Though Bourdain had already made his promise to take the high road from now on, Paula Deen caught word of the tirade and shot back in an interview with the New York Post. “Anthony Bourdain needs to get a life,” Deen retorted. “You don’t have to like my food, or Rachael’s, [Sandra Lee]’s and Guy’s. But it’s another thing to attack our character. I wake up every morning happy for where I am in life. It’s not all about the cooking, but the fact that I can contribute by using my influence to help people all over the country. In the last two years, my partners and I have fed more than 10 million hungry people by bringing meat to food banks… I have no idea what Anthony has done to contribute besides being irritable.”
Addressing his comments about her food, Deen added: “Not everybody can afford to pay $58 for prime rib or $650 for a bottle of wine. My friends and I cook for regular families who worry about feeding their kids and paying the bills... It wasn’t that long ago that I was struggling to feed my family, too.”

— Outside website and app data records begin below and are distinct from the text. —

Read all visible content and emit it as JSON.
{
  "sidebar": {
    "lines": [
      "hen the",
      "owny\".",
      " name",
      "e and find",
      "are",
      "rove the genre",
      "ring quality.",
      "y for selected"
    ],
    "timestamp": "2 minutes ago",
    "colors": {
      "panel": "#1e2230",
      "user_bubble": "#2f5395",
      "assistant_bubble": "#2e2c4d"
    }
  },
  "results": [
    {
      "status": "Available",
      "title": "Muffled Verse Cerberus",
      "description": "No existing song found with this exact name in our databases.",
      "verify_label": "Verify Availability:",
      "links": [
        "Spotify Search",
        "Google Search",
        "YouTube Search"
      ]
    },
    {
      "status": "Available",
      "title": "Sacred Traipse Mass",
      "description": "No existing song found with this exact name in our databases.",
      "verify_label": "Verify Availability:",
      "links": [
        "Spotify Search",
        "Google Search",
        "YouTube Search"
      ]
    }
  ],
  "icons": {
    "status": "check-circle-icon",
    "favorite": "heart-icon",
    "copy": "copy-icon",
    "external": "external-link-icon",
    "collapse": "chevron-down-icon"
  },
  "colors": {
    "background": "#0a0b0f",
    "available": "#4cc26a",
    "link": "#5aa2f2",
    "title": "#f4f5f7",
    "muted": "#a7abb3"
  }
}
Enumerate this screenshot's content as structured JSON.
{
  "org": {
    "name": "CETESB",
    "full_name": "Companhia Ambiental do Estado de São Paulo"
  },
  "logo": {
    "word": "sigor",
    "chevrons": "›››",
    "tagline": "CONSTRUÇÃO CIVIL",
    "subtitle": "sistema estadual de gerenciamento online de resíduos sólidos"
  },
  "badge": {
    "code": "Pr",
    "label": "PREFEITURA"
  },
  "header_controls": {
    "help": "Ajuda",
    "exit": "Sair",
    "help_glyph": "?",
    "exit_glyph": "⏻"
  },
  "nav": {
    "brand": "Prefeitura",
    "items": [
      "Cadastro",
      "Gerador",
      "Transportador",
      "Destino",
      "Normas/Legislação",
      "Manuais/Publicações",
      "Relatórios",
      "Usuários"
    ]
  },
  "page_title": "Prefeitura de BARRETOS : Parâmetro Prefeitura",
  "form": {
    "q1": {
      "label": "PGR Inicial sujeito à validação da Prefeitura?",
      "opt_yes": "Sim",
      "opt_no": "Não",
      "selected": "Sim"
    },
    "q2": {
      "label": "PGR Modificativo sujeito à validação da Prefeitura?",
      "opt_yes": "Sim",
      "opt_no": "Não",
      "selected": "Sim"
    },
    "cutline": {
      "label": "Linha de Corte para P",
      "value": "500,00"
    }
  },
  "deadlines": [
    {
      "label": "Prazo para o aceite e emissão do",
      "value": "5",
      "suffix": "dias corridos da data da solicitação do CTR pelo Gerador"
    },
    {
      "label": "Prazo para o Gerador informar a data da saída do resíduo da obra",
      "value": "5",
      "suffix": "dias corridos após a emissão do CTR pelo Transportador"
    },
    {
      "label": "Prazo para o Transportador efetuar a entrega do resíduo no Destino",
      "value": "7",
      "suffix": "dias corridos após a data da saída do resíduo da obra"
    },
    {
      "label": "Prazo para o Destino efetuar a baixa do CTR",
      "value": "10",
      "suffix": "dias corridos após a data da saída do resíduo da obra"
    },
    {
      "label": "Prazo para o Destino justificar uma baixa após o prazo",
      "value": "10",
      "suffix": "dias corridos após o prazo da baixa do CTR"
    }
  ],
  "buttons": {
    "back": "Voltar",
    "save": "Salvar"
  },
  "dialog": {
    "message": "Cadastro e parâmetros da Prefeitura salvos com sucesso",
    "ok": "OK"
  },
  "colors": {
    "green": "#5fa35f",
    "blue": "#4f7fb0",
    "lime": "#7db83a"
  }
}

While we’re not sure what paying the bills has to do with Krispy Kreme hamburgers, and on the other hand we’re pretty confident that Anthony Bourdain actually spends as much time on rough situations and social strife has he does on the finer things, at least Bourdain’s final Tweet should put a lid on the feud for now.